Little is known about what controls effective sizes and migration rates among parasite populations. Such data are important given the medical, veterinary, and economic (e.g., fisheries) impacts of many parasites. The autogenic-allogenic hypothesis, which describes ecological patterns of parasite distribution, provided the foundation on which we studied the effects of life cycles on the distribution of genetic variation within and among parasite populations. The hypothesis states that parasites cycling only in freshwater hosts (autogenic life cycle) will be more limited in their dispersal ability among aquatic habitats than parasites cycling through freshwater and terrestrial hosts (allogenic life cycle). By extending this hypothesis to the level of intraspecific genetic variation, we examined the effects of host dispersal on parasite gene flow.

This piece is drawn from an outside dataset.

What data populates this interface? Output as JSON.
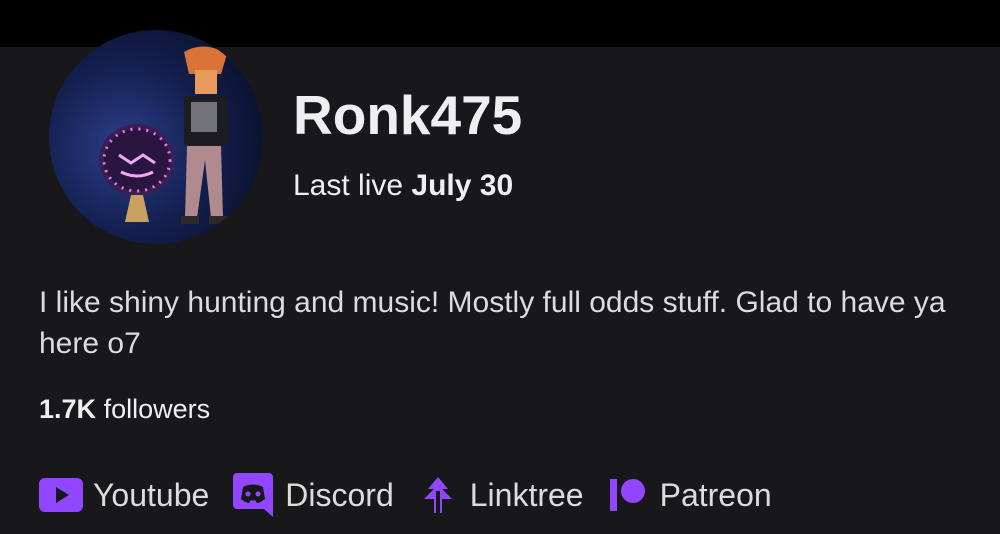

Our a priori prediction was that for a given geographic range, autogenic parasites would have lower gene flow among subpopulations. We compared intraspecific mitochondrial DNA variation for three described species of trematodes that infect salmonid fishes. As predicted, autogenic species had much more highly structured populations and much lower gene flow among subpopulations than an allogenic species sampled from the same locations. In addition, a cryptic species was identified for one of the autogenic trematodes. These results show how variation in life cycles can shape parasite evolution by predisposing them to vastly different genetic structures. Thus, we propose that knowledge of parasite life cycles will help predict important evolutionary processes such as speciation, coevolution, and the spread of drug resistance.
Vol. 58 • No. 1
Vol. 58 • No. 1